                  ItemTemplate="{StaticResource MyItemTemplate}"
                   />
    </Grid>
</Page>

Run the solution and he got something quite close to what he was asked to realize:

image

Ok, just a couple of customizations and we’re done, he thought…

Let’s start with the selected background: The guy knows that background brush is managed inside ItemContainerStyle so he fired up Blend 2013, edited GridView’s ItemContainerStyle and here’s what he got:

image

Just a simple GridViewItemPresenter that has a series of Brush properties that give you the opportunity to customize several container aspects

image

In his case he needed to customize the color of SelectedBackground so, since it is bound to a resource named ListViewItemSelectedBackgroundThemeBrush he added a Brush resource with the same name inside Page resources and selected state was done, here’s updated result:

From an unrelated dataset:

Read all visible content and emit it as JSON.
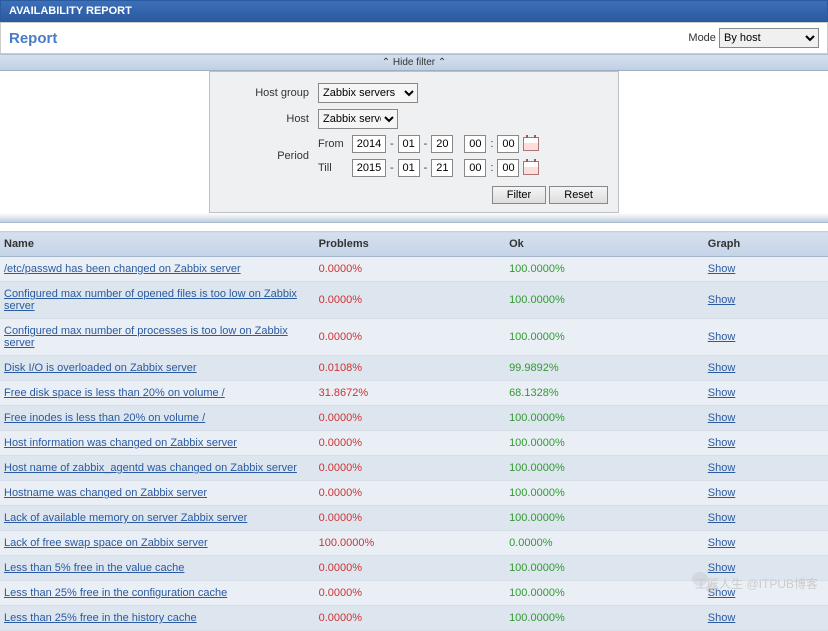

<SolidColorBrush x:Key="ListViewItemSelectedBackgroundThemeBrush"
                         Color="Orange"></SolidColorBrush>

image

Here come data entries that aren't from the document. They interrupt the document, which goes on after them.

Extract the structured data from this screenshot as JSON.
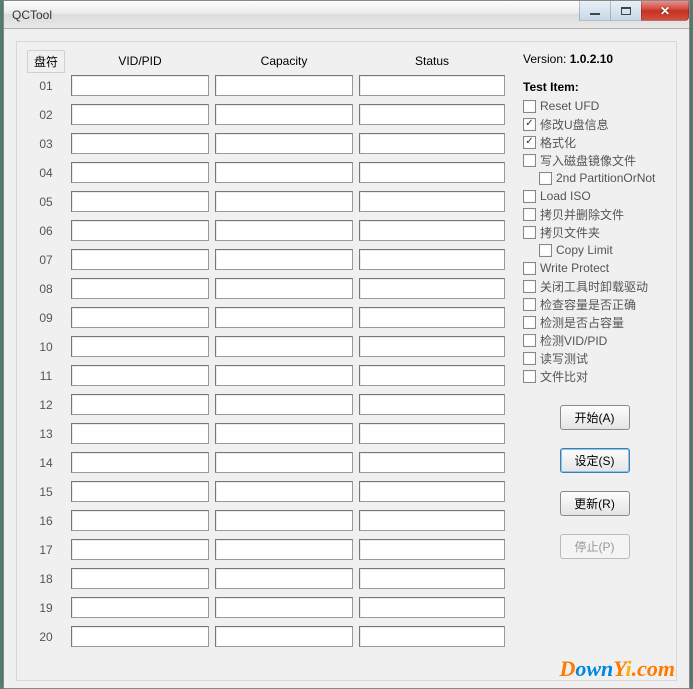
{
  "window": {
    "title": "QCTool"
  },
  "version_label": "Version:",
  "version_value": "1.0.2.10",
  "headers": {
    "drive": "盘符",
    "vidpid": "VID/PID",
    "capacity": "Capacity",
    "status": "Status"
  },
  "rows": [
    "01",
    "02",
    "03",
    "04",
    "05",
    "06",
    "07",
    "08",
    "09",
    "10",
    "11",
    "12",
    "13",
    "14",
    "15",
    "16",
    "17",
    "18",
    "19",
    "20"
  ],
  "test_header": "Test Item:",
  "checks": [
    {
      "label": "Reset UFD",
      "checked": false,
      "indent": false
    },
    {
      "label": "修改U盘信息",
      "checked": true,
      "indent": false
    },
    {
      "label": "格式化",
      "checked": true,
      "indent": false
    },
    {
      "label": "写入磁盘镜像文件",
      "checked": false,
      "indent": false
    },
    {
      "label": "2nd PartitionOrNot",
      "checked": false,
      "indent": true
    },
    {
      "label": "Load ISO",
      "checked": false,
      "indent": false
    },
    {
      "label": "拷贝并删除文件",
      "checked": false,
      "indent": false
    },
    {
      "label": "拷贝文件夹",
      "checked": false,
      "indent": false
    },
    {
      "label": "Copy Limit",
      "checked": false,
      "indent": true
    },
    {
      "label": "Write Protect",
      "checked": false,
      "indent": false
    },
    {
      "label": "关闭工具时卸载驱动",
      "checked": false,
      "indent": false
    },
    {
      "label": "检查容量是否正确",
      "checked": false,
      "indent": false
    },
    {
      "label": "检测是否占容量",
      "checked": false,
      "indent": false
    },
    {
      "label": "检测VID/PID",
      "checked": false,
      "indent": false
    },
    {
      "label": "读写测试",
      "checked": false,
      "indent": false
    },
    {
      "label": "文件比对",
      "checked": false,
      "indent": false
    }
  ],
  "buttons": {
    "start": "开始(A)",
    "settings": "设定(S)",
    "refresh": "更新(R)",
    "stop": "停止(P)"
  },
  "watermark": {
    "d": "D",
    "own": "own",
    "y": "Y",
    "i": "i",
    "com": ".com"
  }
}
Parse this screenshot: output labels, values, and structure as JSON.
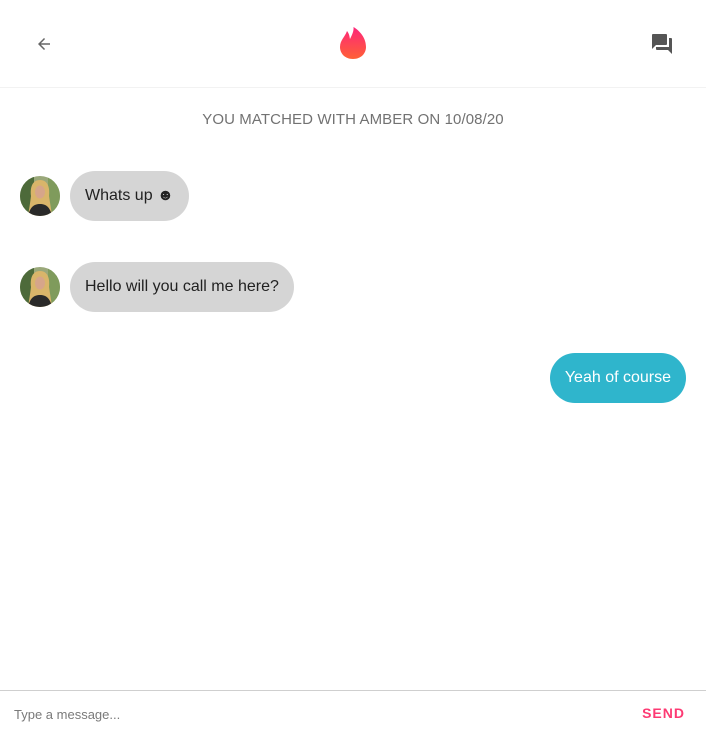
{
  "header": {
    "back_icon": "arrow-back-icon",
    "logo_icon": "flame-icon",
    "chats_icon": "forum-icon",
    "logo_gradient": [
      "#fd267a",
      "#ff6036"
    ]
  },
  "match_banner": "YOU MATCHED WITH AMBER ON 10/08/20",
  "messages": [
    {
      "from": "them",
      "text": "Whats up ☻",
      "avatar_icon": "profile-avatar"
    },
    {
      "from": "them",
      "text": "Hello will you call me here?",
      "avatar_icon": "profile-avatar"
    },
    {
      "from": "me",
      "text": "Yeah of course"
    }
  ],
  "composer": {
    "placeholder": "Type a message...",
    "value": "",
    "send_label": "SEND"
  },
  "colors": {
    "incoming_bubble": "#d5d5d5",
    "outgoing_bubble": "#2fb5cc",
    "send_accent": "#fd3a73",
    "banner_text": "#727272"
  }
}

But a question started to rise in his mind: “How to i set default (gray) background color?” there’s no Background color exposed by GridViewItemPresenter nor he can set it inside ItemTemplate otherwise it wouldn’t change when item is selected.

He tried lookind inside MSDN docs hoping to find a brush key that controls item default background but he had no luck Sad smile and navigated a lot the Internet until he realized he did something similar in the past for a Windows 8.0 application.

He then opened that old source code and discovered what has changed: The GridViewItemPresenter has been introduced in Windows 8.1, here’s how ItemContainerStyle looks in Windows 8.0:

image

Since you have access to all the elements composing the GridViewItem what the guy did was copying the style into Windows 8.1 app and edited VisualStateManager states (I’m sure, dear reader, you know how to do that…)

So, here’s final result:

image

The guy secretly told me that he wasn’t happy for such solution, probably GridViewItemPresenter has been introduced to improve GridView’s performances but he found no other easier way to solve the puzzle.

Based on a true story… Smile

PS: In case you need Windows 8.0 GridView’s ItemContainerStyle you can get it here.

Debug design time issues in Blend 2013

In 2010 (wow! that’s a long time ago…) I blogged about how to debug Blend design time exceptions, since then things have changed, Blend and Visual studio designer merged and so the XAML designer is now hosted in a separate process named XDesProc.exe (at least in Windows Store applications)

Laurent Bugnion has a detailed blog post about how to attach Visual Studio debugger to Blend to debug a Windows Store application at design time so i won’t repeat it here, the reason of this post is to integrate it with another step required when you use Visual Studio 2013 and Blend 2013.

Since with latest release PDB are no longer copied to cache location used by designer your simbols won’t be loaded and your attach procedure won’t work.

The solution is very easy, just point the debugger symbols to the proper PDB files of your application and everything will work as expected.

To point the PDBs just use: Tools –> Options-> Debugger

image

Then add the folder where your app’s PDB file resides.